RECORDS SUPPLIED section start

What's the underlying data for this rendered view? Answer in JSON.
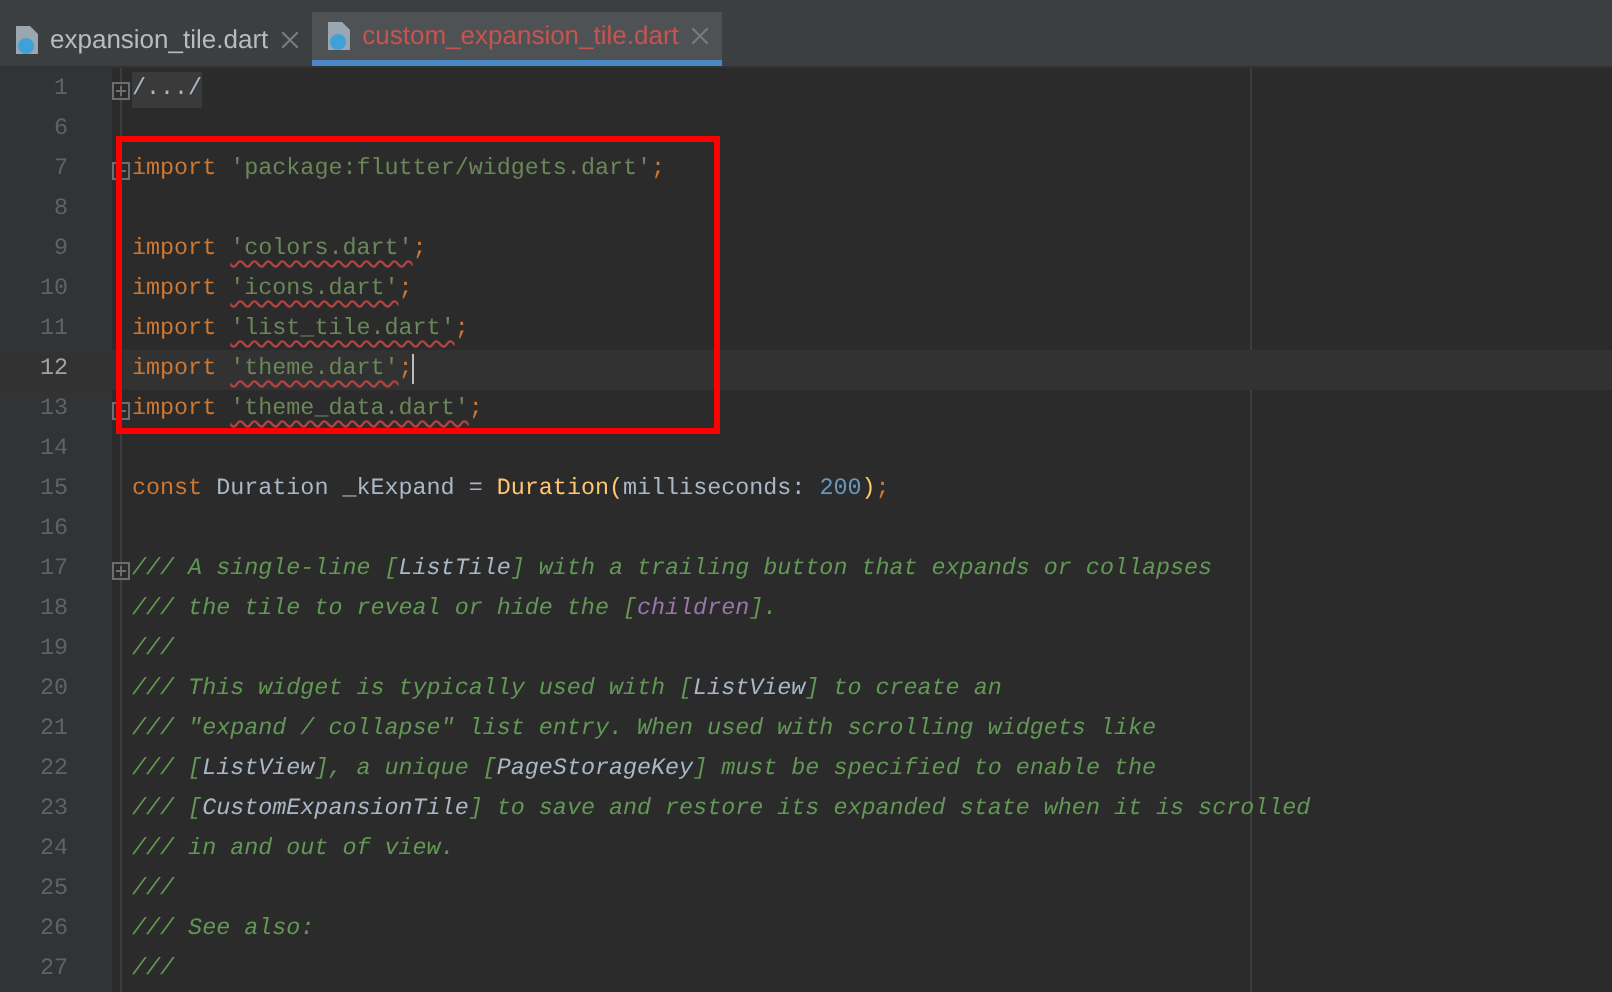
{
  "tabs": [
    {
      "label": "expansion_tile.dart",
      "selected": false,
      "error": false
    },
    {
      "label": "custom_expansion_tile.dart",
      "selected": true,
      "error": true
    }
  ],
  "editor": {
    "blocks": [
      {
        "boxed": false,
        "lines": [
          {
            "number": "1",
            "fold": true,
            "current": false,
            "tokens": [
              {
                "kind": "folded",
                "text": "/.../"
              }
            ]
          },
          {
            "number": "6",
            "fold": false,
            "current": false
          }
        ]
      },
      {
        "boxed": true,
        "lines": [
          {
            "number": "7",
            "fold": true,
            "current": false,
            "tokens": [
              {
                "kind": "keyword",
                "text": "import "
              },
              {
                "kind": "string",
                "text": "'package:flutter/widgets.dart'"
              },
              {
                "kind": "keyword",
                "text": ";"
              }
            ]
          },
          {
            "number": "8",
            "fold": false,
            "current": false
          },
          {
            "number": "9",
            "fold": false,
            "current": false,
            "tokens": [
              {
                "kind": "keyword",
                "text": "import "
              },
              {
                "kind": "string-error",
                "text": "'colors.dart'"
              },
              {
                "kind": "keyword",
                "text": ";"
              }
            ]
          },
          {
            "number": "10",
            "fold": false,
            "current": false,
            "tokens": [
              {
                "kind": "keyword",
                "text": "import "
              },
              {
                "kind": "string-error",
                "text": "'icons.dart'"
              },
              {
                "kind": "keyword",
                "text": ";"
              }
            ]
          },
          {
            "number": "11",
            "fold": false,
            "current": false,
            "tokens": [
              {
                "kind": "keyword",
                "text": "import "
              },
              {
                "kind": "string-error",
                "text": "'list_tile.dart'"
              },
              {
                "kind": "keyword",
                "text": ";"
              }
            ]
          },
          {
            "number": "12",
            "fold": false,
            "current": true,
            "tokens": [
              {
                "kind": "keyword",
                "text": "import "
              },
              {
                "kind": "string-error",
                "text": "'theme.dart'"
              },
              {
                "kind": "keyword",
                "text": ";"
              }
            ]
          },
          {
            "number": "13",
            "fold": true,
            "current": false,
            "tokens": [
              {
                "kind": "keyword",
                "text": "import "
              },
              {
                "kind": "string-error",
                "text": "'theme_data.dart'"
              },
              {
                "kind": "keyword",
                "text": ";"
              }
            ]
          }
        ]
      },
      {
        "boxed": false,
        "lines": [
          {
            "number": "14",
            "fold": false,
            "current": false
          },
          {
            "number": "15",
            "fold": false,
            "current": false,
            "tokens": [
              {
                "kind": "keyword",
                "text": "const "
              },
              {
                "kind": "plain",
                "text": "Duration _kExpand = "
              },
              {
                "kind": "call",
                "text": "Duration("
              },
              {
                "kind": "plain",
                "text": "milliseconds: "
              },
              {
                "kind": "number",
                "text": "200"
              },
              {
                "kind": "call",
                "text": ")"
              },
              {
                "kind": "keyword",
                "text": ";"
              }
            ]
          },
          {
            "number": "16",
            "fold": false,
            "current": false
          },
          {
            "number": "17",
            "fold": true,
            "current": false,
            "tokens": [
              {
                "kind": "comment",
                "text": "/// A single-line ["
              },
              {
                "kind": "comment-ref",
                "text": "ListTile"
              },
              {
                "kind": "comment",
                "text": "] with a trailing button that expands or collapses"
              }
            ]
          },
          {
            "number": "18",
            "fold": false,
            "current": false,
            "tokens": [
              {
                "kind": "comment",
                "text": "/// the tile to reveal or hide the ["
              },
              {
                "kind": "comment-param",
                "text": "children"
              },
              {
                "kind": "comment",
                "text": "]."
              }
            ]
          },
          {
            "number": "19",
            "fold": false,
            "current": false,
            "tokens": [
              {
                "kind": "comment",
                "text": "///"
              }
            ]
          },
          {
            "number": "20",
            "fold": false,
            "current": false,
            "tokens": [
              {
                "kind": "comment",
                "text": "/// This widget is typically used with ["
              },
              {
                "kind": "comment-ref",
                "text": "ListView"
              },
              {
                "kind": "comment",
                "text": "] to create an"
              }
            ]
          },
          {
            "number": "21",
            "fold": false,
            "current": false,
            "tokens": [
              {
                "kind": "comment",
                "text": "/// \"expand / collapse\" list entry. When used with scrolling widgets like"
              }
            ]
          },
          {
            "number": "22",
            "fold": false,
            "current": false,
            "tokens": [
              {
                "kind": "comment",
                "text": "/// ["
              },
              {
                "kind": "comment-ref",
                "text": "ListView"
              },
              {
                "kind": "comment",
                "text": "], a unique ["
              },
              {
                "kind": "comment-ref",
                "text": "PageStorageKey"
              },
              {
                "kind": "comment",
                "text": "] must be specified to enable the"
              }
            ]
          },
          {
            "number": "23",
            "fold": false,
            "current": false,
            "tokens": [
              {
                "kind": "comment",
                "text": "/// ["
              },
              {
                "kind": "comment-ref",
                "text": "CustomExpansionTile"
              },
              {
                "kind": "comment",
                "text": "] to save and restore its expanded state when it is scrolled"
              }
            ]
          },
          {
            "number": "24",
            "fold": false,
            "current": false,
            "tokens": [
              {
                "kind": "comment",
                "text": "/// in and out of view."
              }
            ]
          },
          {
            "number": "25",
            "fold": false,
            "current": false,
            "tokens": [
              {
                "kind": "comment",
                "text": "///"
              }
            ]
          },
          {
            "number": "26",
            "fold": false,
            "current": false,
            "tokens": [
              {
                "kind": "comment",
                "text": "/// See also:"
              }
            ]
          },
          {
            "number": "27",
            "fold": false,
            "current": false,
            "tokens": [
              {
                "kind": "comment",
                "text": "///"
              }
            ]
          }
        ]
      }
    ]
  }
}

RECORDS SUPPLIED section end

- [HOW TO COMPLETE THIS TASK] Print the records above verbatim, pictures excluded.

- [THE ANSWER]
What's the underlying data for this rendered view? Answer in JSON.
{
  "tabs": [
    {
      "label": "expansion_tile.dart",
      "selected": false,
      "error": false
    },
    {
      "label": "custom_expansion_tile.dart",
      "selected": true,
      "error": true
    }
  ],
  "editor": {
    "blocks": [
      {
        "boxed": false,
        "lines": [
          {
            "number": "1",
            "fold": true,
            "current": false,
            "tokens": [
              {
                "kind": "folded",
                "text": "/.../"
              }
            ]
          },
          {
            "number": "6",
            "fold": false,
            "current": false
          }
        ]
      },
      {
        "boxed": true,
        "lines": [
          {
            "number": "7",
            "fold": true,
            "current": false,
            "tokens": [
              {
                "kind": "keyword",
                "text": "import "
              },
              {
                "kind": "string",
                "text": "'package:flutter/widgets.dart'"
              },
              {
                "kind": "keyword",
                "text": ";"
              }
            ]
          },
          {
            "number": "8",
            "fold": false,
            "current": false
          },
          {
            "number": "9",
            "fold": false,
            "current": false,
            "tokens": [
              {
                "kind": "keyword",
                "text": "import "
              },
              {
                "kind": "string-error",
                "text": "'colors.dart'"
              },
              {
                "kind": "keyword",
                "text": ";"
              }
            ]
          },
          {
            "number": "10",
            "fold": false,
            "current": false,
            "tokens": [
              {
                "kind": "keyword",
                "text": "import "
              },
              {
                "kind": "string-error",
                "text": "'icons.dart'"
              },
              {
                "kind": "keyword",
                "text": ";"
              }
            ]
          },
          {
            "number": "11",
            "fold": false,
            "current": false,
            "tokens": [
              {
                "kind": "keyword",
                "text": "import "
              },
              {
                "kind": "string-error",
                "text": "'list_tile.dart'"
              },
              {
                "kind": "keyword",
                "text": ";"
              }
            ]
          },
          {
            "number": "12",
            "fold": false,
            "current": true,
            "tokens": [
              {
                "kind": "keyword",
                "text": "import "
              },
              {
                "kind": "string-error",
                "text": "'theme.dart'"
              },
              {
                "kind": "keyword",
                "text": ";"
              }
            ]
          },
          {
            "number": "13",
            "fold": true,
            "current": false,
            "tokens": [
              {
                "kind": "keyword",
                "text": "import "
              },
              {
                "kind": "string-error",
                "text": "'theme_data.dart'"
              },
              {
                "kind": "keyword",
                "text": ";"
              }
            ]
          }
        ]
      },
      {
        "boxed": false,
        "lines": [
          {
            "number": "14",
            "fold": false,
            "current": false
          },
          {
            "number": "15",
            "fold": false,
            "current": false,
            "tokens": [
              {
                "kind": "keyword",
                "text": "const "
              },
              {
                "kind": "plain",
                "text": "Duration _kExpand = "
              },
              {
                "kind": "call",
                "text": "Duration("
              },
              {
                "kind": "plain",
                "text": "milliseconds: "
              },
              {
                "kind": "number",
                "text": "200"
              },
              {
                "kind": "call",
                "text": ")"
              },
              {
                "kind": "keyword",
                "text": ";"
              }
            ]
          },
          {
            "number": "16",
            "fold": false,
            "current": false
          },
          {
            "number": "17",
            "fold": true,
            "current": false,
            "tokens": [
              {
                "kind": "comment",
                "text": "/// A single-line ["
              },
              {
                "kind": "comment-ref",
                "text": "ListTile"
              },
              {
                "kind": "comment",
                "text": "] with a trailing button that expands or collapses"
              }
            ]
          },
          {
            "number": "18",
            "fold": false,
            "current": false,
            "tokens": [
              {
                "kind": "comment",
                "text": "/// the tile to reveal or hide the ["
              },
              {
                "kind": "comment-param",
                "text": "children"
              },
              {
                "kind": "comment",
                "text": "]."
              }
            ]
          },
          {
            "number": "19",
            "fold": false,
            "current": false,
            "tokens": [
              {
                "kind": "comment",
                "text": "///"
              }
            ]
          },
          {
            "number": "20",
            "fold": false,
            "current": false,
            "tokens": [
              {
                "kind": "comment",
                "text": "/// This widget is typically used with ["
              },
              {
                "kind": "comment-ref",
                "text": "ListView"
              },
              {
                "kind": "comment",
                "text": "] to create an"
              }
            ]
          },
          {
            "number": "21",
            "fold": false,
            "current": false,
            "tokens": [
              {
                "kind": "comment",
                "text": "/// \"expand / collapse\" list entry. When used with scrolling widgets like"
              }
            ]
          },
          {
            "number": "22",
            "fold": false,
            "current": false,
            "tokens": [
              {
                "kind": "comment",
                "text": "/// ["
              },
              {
                "kind": "comment-ref",
                "text": "ListView"
              },
              {
                "kind": "comment",
                "text": "], a unique ["
              },
              {
                "kind": "comment-ref",
                "text": "PageStorageKey"
              },
              {
                "kind": "comment",
                "text": "] must be specified to enable the"
              }
            ]
          },
          {
            "number": "23",
            "fold": false,
            "current": false,
            "tokens": [
              {
                "kind": "comment",
                "text": "/// ["
              },
              {
                "kind": "comment-ref",
                "text": "CustomExpansionTile"
              },
              {
                "kind": "comment",
                "text": "] to save and restore its expanded state when it is scrolled"
              }
            ]
          },
          {
            "number": "24",
            "fold": false,
            "current": false,
            "tokens": [
              {
                "kind": "comment",
                "text": "/// in and out of view."
              }
            ]
          },
          {
            "number": "25",
            "fold": false,
            "current": false,
            "tokens": [
              {
                "kind": "comment",
                "text": "///"
              }
            ]
          },
          {
            "number": "26",
            "fold": false,
            "current": false,
            "tokens": [
              {
                "kind": "comment",
                "text": "/// See also:"
              }
            ]
          },
          {
            "number": "27",
            "fold": false,
            "current": false,
            "tokens": [
              {
                "kind": "comment",
                "text": "///"
              }
            ]
          }
        ]
      }
    ]
  }
}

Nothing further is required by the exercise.